The gender imbalance of China started in 1979, with the application of the One Child Policy. This policy was applied as a measure to moderate the immensely high (and continually rising) population within China. It promotes late marrying and late child-bearing, and allows urban couples to have only one child, and rural couples to have two. The government has, and will continue to heavily enforce this rule.

It became a problem quite immediately, because couples now "had to" produce a male offspring. Gendercide, in particular, started occuring because poor rural farmers, who had little to no money, could not afford to not bear a son. Female children were considered weak and inadequate by nature. A female could not possibly run a farm; the main source of income for a family within the farming community. Seeing as these families generally could not afford an abortion, nor did they have accessible health care, the births were "illegal", meaning they went undocumented. Therefore there would be no record of the birth and the girl child could therefore easily be discarded. In this way, the family could "try again" in hopes of producing a male child. This happened sometimes in urban communities as well, but many baby girls were discarded discreetly by the hospitals themselves who delivered them (if the child was legal but unwanted). If birthing a second "illegal" child, the child would be directly killed in order to enforce the One Child Policy. Below is an interesting link, with a devestating example of this. It is a must-see in order to truly comprehend the extent of this problem.

With the introduction of abortion and prenatal sex-selection, gendercide became less common within urban communites. It still remained prevalent in impoverished areas, however. Now that people could foresee a female fetus, they could choose to discard it beforehand. With this new technology, the gender imbalance became even more drastic.

"You can take medicine to end the pregnancy," he said matter-of-factly. "Otherwise you have the baby and if it's a female, you try to find another family who will take it, or you just put it up for sale." -Liu Yihong


The root cause to this problem, however, is not the gender imbalance itself, nor the appauling act of killing numerous little girls. It is the incredibly low societal status that is associated with women. Because it is a patriarchal, or "male-dominated" society, women posess little to no value. They are seen simply as housewives, useful for tending to the home and to the children. This is incredibly detrimental to the women, who, even from a young age, are taught their stereotypical roles. This is detrimental to the men, also, who do and will continue to devalue the women in their lives without a second thought. Because these societal views are so deeply engrained, it is a nearly impossible aspect to change.

miércoles, 30 de mayo de 2012


In order to be able to understand the turmoil of China and its missing women, one must first learn the terms "gendercide", and "female infanticide". The general meaning is the direct and intentional killing of baby girls, due to a preference for male babies. This is also directly linked to prenatal sex-selection, sex-selective abortions, female abandonment, and trafficking of women (which I will further explain in later posts).

It is commonly a forced practice, meaning that many Chinese women are somewhat, if not completely, deprived of both their human and reproductive rights. It is normally expected from husbands that women bear a son, in order to continue the wealth and prosperity of the family. If, however, a woman bears a female child, it is often predetermined that the fetus will have to be destroyed or later abandoned.
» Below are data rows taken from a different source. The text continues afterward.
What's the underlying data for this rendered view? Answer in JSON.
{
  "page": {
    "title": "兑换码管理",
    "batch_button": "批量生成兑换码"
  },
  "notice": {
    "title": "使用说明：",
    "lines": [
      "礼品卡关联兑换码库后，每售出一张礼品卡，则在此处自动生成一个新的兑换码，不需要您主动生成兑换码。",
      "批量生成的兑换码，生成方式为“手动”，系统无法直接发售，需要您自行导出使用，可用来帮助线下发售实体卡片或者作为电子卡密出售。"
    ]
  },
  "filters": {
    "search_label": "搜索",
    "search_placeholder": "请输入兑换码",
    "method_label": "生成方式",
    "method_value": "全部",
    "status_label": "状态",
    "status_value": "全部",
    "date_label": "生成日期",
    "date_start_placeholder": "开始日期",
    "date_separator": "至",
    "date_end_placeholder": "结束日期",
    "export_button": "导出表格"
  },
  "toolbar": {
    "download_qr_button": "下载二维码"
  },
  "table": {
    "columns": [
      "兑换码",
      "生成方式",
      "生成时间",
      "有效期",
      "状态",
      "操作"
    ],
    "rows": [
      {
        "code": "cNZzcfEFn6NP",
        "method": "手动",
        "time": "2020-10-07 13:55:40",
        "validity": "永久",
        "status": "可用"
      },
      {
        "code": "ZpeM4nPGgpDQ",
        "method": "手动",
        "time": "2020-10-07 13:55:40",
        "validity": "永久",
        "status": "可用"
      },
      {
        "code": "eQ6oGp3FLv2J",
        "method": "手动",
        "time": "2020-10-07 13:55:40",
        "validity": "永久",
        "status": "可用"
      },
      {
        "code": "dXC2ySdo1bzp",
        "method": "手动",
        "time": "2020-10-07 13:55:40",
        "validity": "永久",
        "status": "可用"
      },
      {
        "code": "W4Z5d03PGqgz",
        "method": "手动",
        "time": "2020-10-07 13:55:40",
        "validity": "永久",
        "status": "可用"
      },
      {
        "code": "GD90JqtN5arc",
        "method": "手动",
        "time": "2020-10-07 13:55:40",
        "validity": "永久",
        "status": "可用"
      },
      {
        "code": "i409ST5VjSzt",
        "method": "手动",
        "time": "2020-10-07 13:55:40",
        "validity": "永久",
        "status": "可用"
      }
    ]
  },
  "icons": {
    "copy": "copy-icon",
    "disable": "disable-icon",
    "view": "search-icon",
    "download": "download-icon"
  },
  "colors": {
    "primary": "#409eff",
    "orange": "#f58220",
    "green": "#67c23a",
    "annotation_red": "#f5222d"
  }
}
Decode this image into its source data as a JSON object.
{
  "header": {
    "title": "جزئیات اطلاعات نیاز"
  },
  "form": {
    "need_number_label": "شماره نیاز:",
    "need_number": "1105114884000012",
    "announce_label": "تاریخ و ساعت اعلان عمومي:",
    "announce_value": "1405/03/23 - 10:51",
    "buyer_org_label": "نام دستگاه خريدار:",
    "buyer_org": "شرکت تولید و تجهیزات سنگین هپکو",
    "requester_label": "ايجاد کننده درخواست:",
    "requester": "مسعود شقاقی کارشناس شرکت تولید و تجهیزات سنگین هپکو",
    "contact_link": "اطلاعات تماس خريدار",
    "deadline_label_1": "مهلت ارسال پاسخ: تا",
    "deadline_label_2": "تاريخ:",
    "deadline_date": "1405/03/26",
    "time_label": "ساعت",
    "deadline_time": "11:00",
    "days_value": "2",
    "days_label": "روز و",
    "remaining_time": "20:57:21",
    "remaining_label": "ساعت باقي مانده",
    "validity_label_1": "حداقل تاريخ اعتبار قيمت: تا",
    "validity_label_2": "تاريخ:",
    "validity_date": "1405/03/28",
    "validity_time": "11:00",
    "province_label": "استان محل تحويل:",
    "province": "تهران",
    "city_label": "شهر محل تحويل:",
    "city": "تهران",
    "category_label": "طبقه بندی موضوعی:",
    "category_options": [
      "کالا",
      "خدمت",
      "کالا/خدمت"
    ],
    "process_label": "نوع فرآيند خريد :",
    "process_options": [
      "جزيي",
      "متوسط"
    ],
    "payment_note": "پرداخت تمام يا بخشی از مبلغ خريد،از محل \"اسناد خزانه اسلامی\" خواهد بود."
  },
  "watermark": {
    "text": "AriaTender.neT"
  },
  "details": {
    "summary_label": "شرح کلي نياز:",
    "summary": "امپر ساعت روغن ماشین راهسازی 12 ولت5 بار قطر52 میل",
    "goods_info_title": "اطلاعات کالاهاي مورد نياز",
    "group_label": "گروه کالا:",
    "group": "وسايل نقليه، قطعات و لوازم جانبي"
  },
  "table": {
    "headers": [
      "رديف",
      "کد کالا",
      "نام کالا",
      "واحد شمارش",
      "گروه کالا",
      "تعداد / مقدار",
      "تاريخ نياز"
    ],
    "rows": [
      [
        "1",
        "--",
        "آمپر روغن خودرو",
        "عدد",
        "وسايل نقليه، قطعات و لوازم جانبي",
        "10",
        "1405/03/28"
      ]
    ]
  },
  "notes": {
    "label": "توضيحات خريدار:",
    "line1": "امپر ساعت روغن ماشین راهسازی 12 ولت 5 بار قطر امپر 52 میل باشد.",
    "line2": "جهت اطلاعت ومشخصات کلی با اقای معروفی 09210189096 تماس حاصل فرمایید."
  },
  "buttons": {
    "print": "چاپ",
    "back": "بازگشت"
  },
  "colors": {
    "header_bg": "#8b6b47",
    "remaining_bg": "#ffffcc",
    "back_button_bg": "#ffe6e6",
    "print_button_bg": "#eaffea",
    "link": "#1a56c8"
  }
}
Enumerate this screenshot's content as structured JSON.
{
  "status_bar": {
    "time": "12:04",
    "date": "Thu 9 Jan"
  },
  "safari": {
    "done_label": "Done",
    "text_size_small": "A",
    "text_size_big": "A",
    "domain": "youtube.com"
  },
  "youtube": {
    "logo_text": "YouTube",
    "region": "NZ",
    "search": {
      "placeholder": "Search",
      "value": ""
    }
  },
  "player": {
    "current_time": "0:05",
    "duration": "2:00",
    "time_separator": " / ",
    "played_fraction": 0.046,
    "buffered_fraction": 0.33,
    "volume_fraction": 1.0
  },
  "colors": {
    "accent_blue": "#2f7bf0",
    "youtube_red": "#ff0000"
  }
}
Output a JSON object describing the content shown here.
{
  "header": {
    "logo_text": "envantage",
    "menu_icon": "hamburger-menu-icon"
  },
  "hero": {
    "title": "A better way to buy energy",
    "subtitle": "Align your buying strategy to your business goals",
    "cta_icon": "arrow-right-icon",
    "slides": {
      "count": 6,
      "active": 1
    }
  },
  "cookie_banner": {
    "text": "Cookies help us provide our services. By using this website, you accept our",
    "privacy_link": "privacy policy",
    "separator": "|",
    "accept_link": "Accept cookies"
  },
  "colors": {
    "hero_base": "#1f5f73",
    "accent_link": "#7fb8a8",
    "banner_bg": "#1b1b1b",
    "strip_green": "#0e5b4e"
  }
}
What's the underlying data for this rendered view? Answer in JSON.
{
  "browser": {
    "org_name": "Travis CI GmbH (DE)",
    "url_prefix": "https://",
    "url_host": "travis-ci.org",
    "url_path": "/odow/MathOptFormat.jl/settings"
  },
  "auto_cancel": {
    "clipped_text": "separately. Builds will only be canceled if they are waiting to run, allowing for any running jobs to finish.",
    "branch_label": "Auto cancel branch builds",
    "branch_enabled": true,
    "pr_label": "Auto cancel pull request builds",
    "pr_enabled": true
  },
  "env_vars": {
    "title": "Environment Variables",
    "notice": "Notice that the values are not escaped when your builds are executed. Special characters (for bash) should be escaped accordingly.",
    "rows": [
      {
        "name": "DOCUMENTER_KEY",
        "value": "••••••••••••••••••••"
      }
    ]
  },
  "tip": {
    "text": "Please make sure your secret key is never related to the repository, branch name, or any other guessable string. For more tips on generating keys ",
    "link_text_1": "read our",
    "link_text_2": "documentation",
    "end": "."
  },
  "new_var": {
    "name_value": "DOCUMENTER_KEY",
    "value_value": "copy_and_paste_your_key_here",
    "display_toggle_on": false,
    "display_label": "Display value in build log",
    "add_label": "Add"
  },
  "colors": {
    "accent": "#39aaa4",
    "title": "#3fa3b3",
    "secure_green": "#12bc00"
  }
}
This is often without her consent.There are, however, some women who willingly abandon or allow the killing of their female babies, because they are deemed useless by society and the family.

An abandoned baby girl found among rubbish in a public park.

Because of this issue, there is now an irreversible gender imbalance within the whole of China. It is estimated that there are approximately 111 baby boys born for every 100 baby girls. In some less populated areas of China, including rural or farming areas, the statistics tend to be even more imbalanced. It is currently estimated that there are approximately 25 million Chinese men who can not find wives.